For those with the savings to help cover emergencies, who are lucky enough to have an employer who provides paid leave, or who work in a state that guarantees it, the lack of a national paid leave policy is less devastating. But persistent racial and gender wealth gaps—yet another bequest of structural racism and sexism—leave women of color with the least amount of wealth. For example, single Black women have a median wealth of $200 and single Hispanic women $100, less than a penny for every dollar of wealth owned by single White non-Hispanic men. At the same time, a disproportionate percentage of women in low-wage and part-time jobs are also less likely to have access to paid leave from their employers, and younger workers and workers of color are less likely to have access to any form of paid time off. And since women are the ones doing the majority of the caregiving, the burden falls on them the greatest.
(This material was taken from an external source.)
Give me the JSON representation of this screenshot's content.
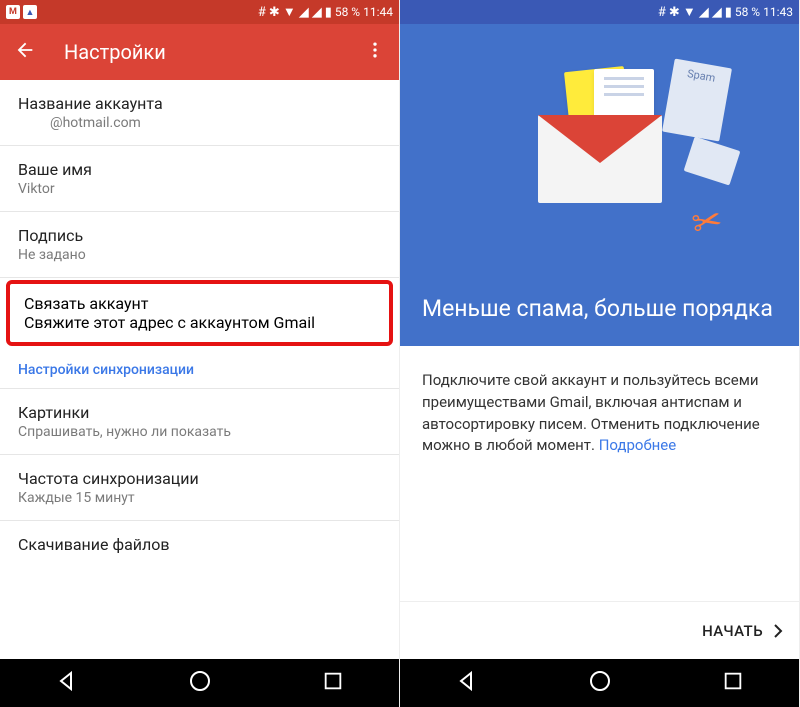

As Kemi Role from the National Employment Law Project testified at the House Ways and Means Committee: “We must ensure that paid leave addresses the context that families of color face and doesn’t exacerbate the ‘economic, racial, and health inequities’ that already exist.”
Supporting One and All
The FAMILY Act is a strong baseline from which to address these challenges, and could be even stronger. The bill will reach its fullest potential when its leaders include the perspectives of the women of color who have been historically oppressed and the low-income families who see job protection without paycheck protection as a cruel irony. Congress must also incorporate the lessons offered by the legislation’s state-level precedents. The parallel state laws include provisions such as progressive wage replacement (California, Connecticut, Washington, D.C., Massachusetts, Oregon, and Washington State), expansive legal definitions of who and what makes a family (especially the inclusion of families by choice in Connecticut, New Jersey, and Oregon), and job protections regardless of employer size (Connecticut, Massachusetts, Oregon, New York, Washington State, and Rhode Island).
The bill will reach its fullest potential when its leaders include the perspectives of the women of color who have been historically oppressed and the low-income families who see job protection without paycheck protection as a cruel irony.
Republicans in Congress, alongside Ivanka Trump, have acknowledged that the lack of paid leave is a challenge that needs solutions. This bipartisan support is progress. However, the solutions they propose are not equitable or inclusive.
A strong paid family and medical leave policy is one that includes everyone who works (including self-employed people, domestic workers, and people who work for multiple employers), ensures that workers can afford to take the time to care, provides a meaningful duration of leave, guarantees job protection, covers a wide variety of family members and close relationships, and offers user-friendly ways to find out about these benefits and protections and use them. A strong policy is one whose provisions are guaranteed, not voluntary, and should not impact retirement security in any way except to make it stronger. A strong policy should not rob other family supporting policies of any kind. That’s the kind of policy Congress should consider; and an expanded version of the FAMILY Act will fit the bill.